_What the task requires:_
Repeat the records in full and exactly, omitting pictures.

_Data for the task:_
--
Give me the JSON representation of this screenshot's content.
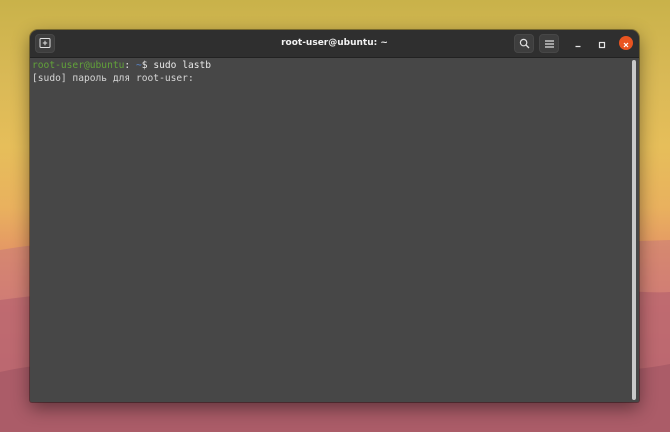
{
  "window": {
    "title": "root-user@ubuntu: ~"
  },
  "icons": {
    "new_tab": "new-tab-icon",
    "search": "search-icon",
    "menu": "hamburger-menu-icon",
    "minimize": "minimize-icon",
    "maximize": "maximize-icon",
    "close": "close-icon"
  },
  "colors": {
    "prompt_user": "#62a33a",
    "prompt_path": "#5b8ad4",
    "close_button": "#e95420",
    "terminal_bg": "#474747"
  },
  "terminal": {
    "prompt_user_host": "root-user@ubuntu",
    "prompt_colon": ":",
    "prompt_path": " ~",
    "prompt_symbol": "$ ",
    "command": "sudo lastb",
    "output_line": "[sudo] пароль для root-user:"
  }
}
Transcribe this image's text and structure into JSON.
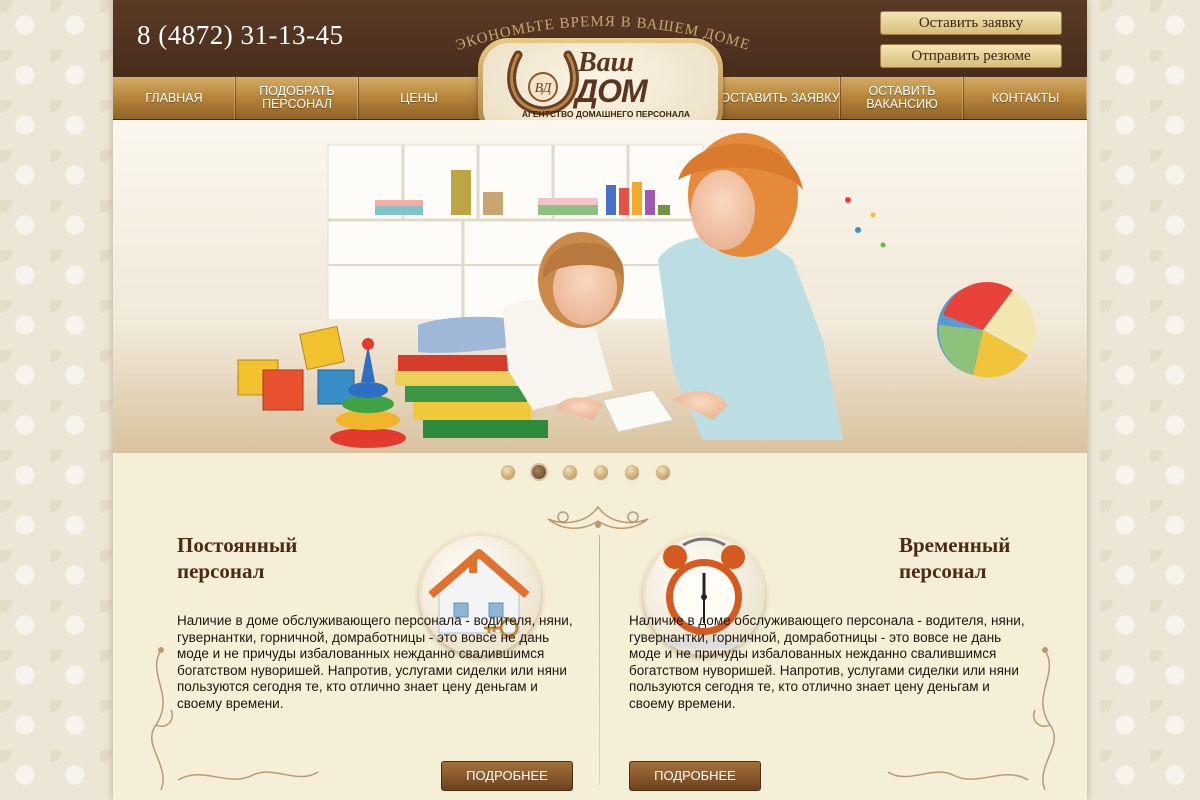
{
  "header": {
    "phone": "8 (4872) 31-13-45",
    "slogan": "ЭКОНОМЬТЕ ВРЕМЯ В ВАШЕМ ДОМЕ",
    "top_buttons": [
      "Оставить заявку",
      "Отправить резюме"
    ]
  },
  "logo": {
    "word1": "Ваш",
    "word2": "ДОМ",
    "monogram": "ВД",
    "subtitle": "АГЕНТСТВО ДОМАШНЕГО ПЕРСОНАЛА"
  },
  "nav": {
    "items": [
      {
        "label": "ГЛАВНАЯ"
      },
      {
        "label": "ПОДОБРАТЬ ПЕРСОНАЛ"
      },
      {
        "label": "ЦЕНЫ"
      },
      {
        "label": "ОСТАВИТЬ ЗАЯВКУ"
      },
      {
        "label": "ОСТАВИТЬ ВАКАНСИЮ"
      },
      {
        "label": "КОНТАКТЫ"
      }
    ]
  },
  "slider": {
    "active_index": 1,
    "count": 6
  },
  "columns": {
    "left": {
      "title_line1": "Постоянный",
      "title_line2": "персонал",
      "text": "Наличие в доме обслуживающего персонала - водителя, няни, гувернантки, горничной, домработницы - это вовсе не дань моде и не причуды избалованных нежданно свалившимся богатством нуворишей. Напротив, услугами сиделки или няни пользуются сегодня те, кто отлично знает цену деньгам и своему времени.",
      "button": "ПОДРОБНЕЕ"
    },
    "right": {
      "title_line1": "Временный",
      "title_line2": "персонал",
      "text": "Наличие в доме обслуживающего персонала - водителя, няни, гувернантки, горничной, домработницы - это вовсе не дань моде и не причуды избалованных нежданно свалившимся богатством нуворишей. Напротив, услугами сиделки или няни пользуются сегодня те, кто отлично знает цену деньгам и своему времени.",
      "button": "ПОДРОБНЕЕ"
    }
  },
  "colors": {
    "header_brown": "#4a2f1d",
    "gold": "#c9a05a",
    "cream": "#f6efd8"
  }
}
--
_Your solution:_
Give me the JSON representation of this screenshot's content.
{
  "window": {
    "title": "root-user@ubuntu: ~"
  },
  "icons": {
    "new_tab": "new-tab-icon",
    "search": "search-icon",
    "menu": "hamburger-menu-icon",
    "minimize": "minimize-icon",
    "maximize": "maximize-icon",
    "close": "close-icon"
  },
  "colors": {
    "prompt_user": "#62a33a",
    "prompt_path": "#5b8ad4",
    "close_button": "#e95420",
    "terminal_bg": "#474747"
  },
  "terminal": {
    "prompt_user_host": "root-user@ubuntu",
    "prompt_colon": ":",
    "prompt_path": " ~",
    "prompt_symbol": "$ ",
    "command": "sudo lastb",
    "output_line": "[sudo] пароль для root-user:"
  }
}
Transcribe this image's text and structure into JSON.
{
  "header": {
    "phone": "8 (4872) 31-13-45",
    "slogan": "ЭКОНОМЬТЕ ВРЕМЯ В ВАШЕМ ДОМЕ",
    "top_buttons": [
      "Оставить заявку",
      "Отправить резюме"
    ]
  },
  "logo": {
    "word1": "Ваш",
    "word2": "ДОМ",
    "monogram": "ВД",
    "subtitle": "АГЕНТСТВО ДОМАШНЕГО ПЕРСОНАЛА"
  },
  "nav": {
    "items": [
      {
        "label": "ГЛАВНАЯ"
      },
      {
        "label": "ПОДОБРАТЬ ПЕРСОНАЛ"
      },
      {
        "label": "ЦЕНЫ"
      },
      {
        "label": "ОСТАВИТЬ ЗАЯВКУ"
      },
      {
        "label": "ОСТАВИТЬ ВАКАНСИЮ"
      },
      {
        "label": "КОНТАКТЫ"
      }
    ]
  },
  "slider": {
    "active_index": 1,
    "count": 6
  },
  "columns": {
    "left": {
      "title_line1": "Постоянный",
      "title_line2": "персонал",
      "text": "Наличие в доме обслуживающего персонала - водителя, няни, гувернантки, горничной, домработницы - это вовсе не дань моде и не причуды избалованных нежданно свалившимся богатством нуворишей. Напротив, услугами сиделки или няни пользуются сегодня те, кто отлично знает цену деньгам и своему времени.",
      "button": "ПОДРОБНЕЕ"
    },
    "right": {
      "title_line1": "Временный",
      "title_line2": "персонал",
      "text": "Наличие в доме обслуживающего персонала - водителя, няни, гувернантки, горничной, домработницы - это вовсе не дань моде и не причуды избалованных нежданно свалившимся богатством нуворишей. Напротив, услугами сиделки или няни пользуются сегодня те, кто отлично знает цену деньгам и своему времени.",
      "button": "ПОДРОБНЕЕ"
    }
  },
  "colors": {
    "header_brown": "#4a2f1d",
    "gold": "#c9a05a",
    "cream": "#f6efd8"
  }
}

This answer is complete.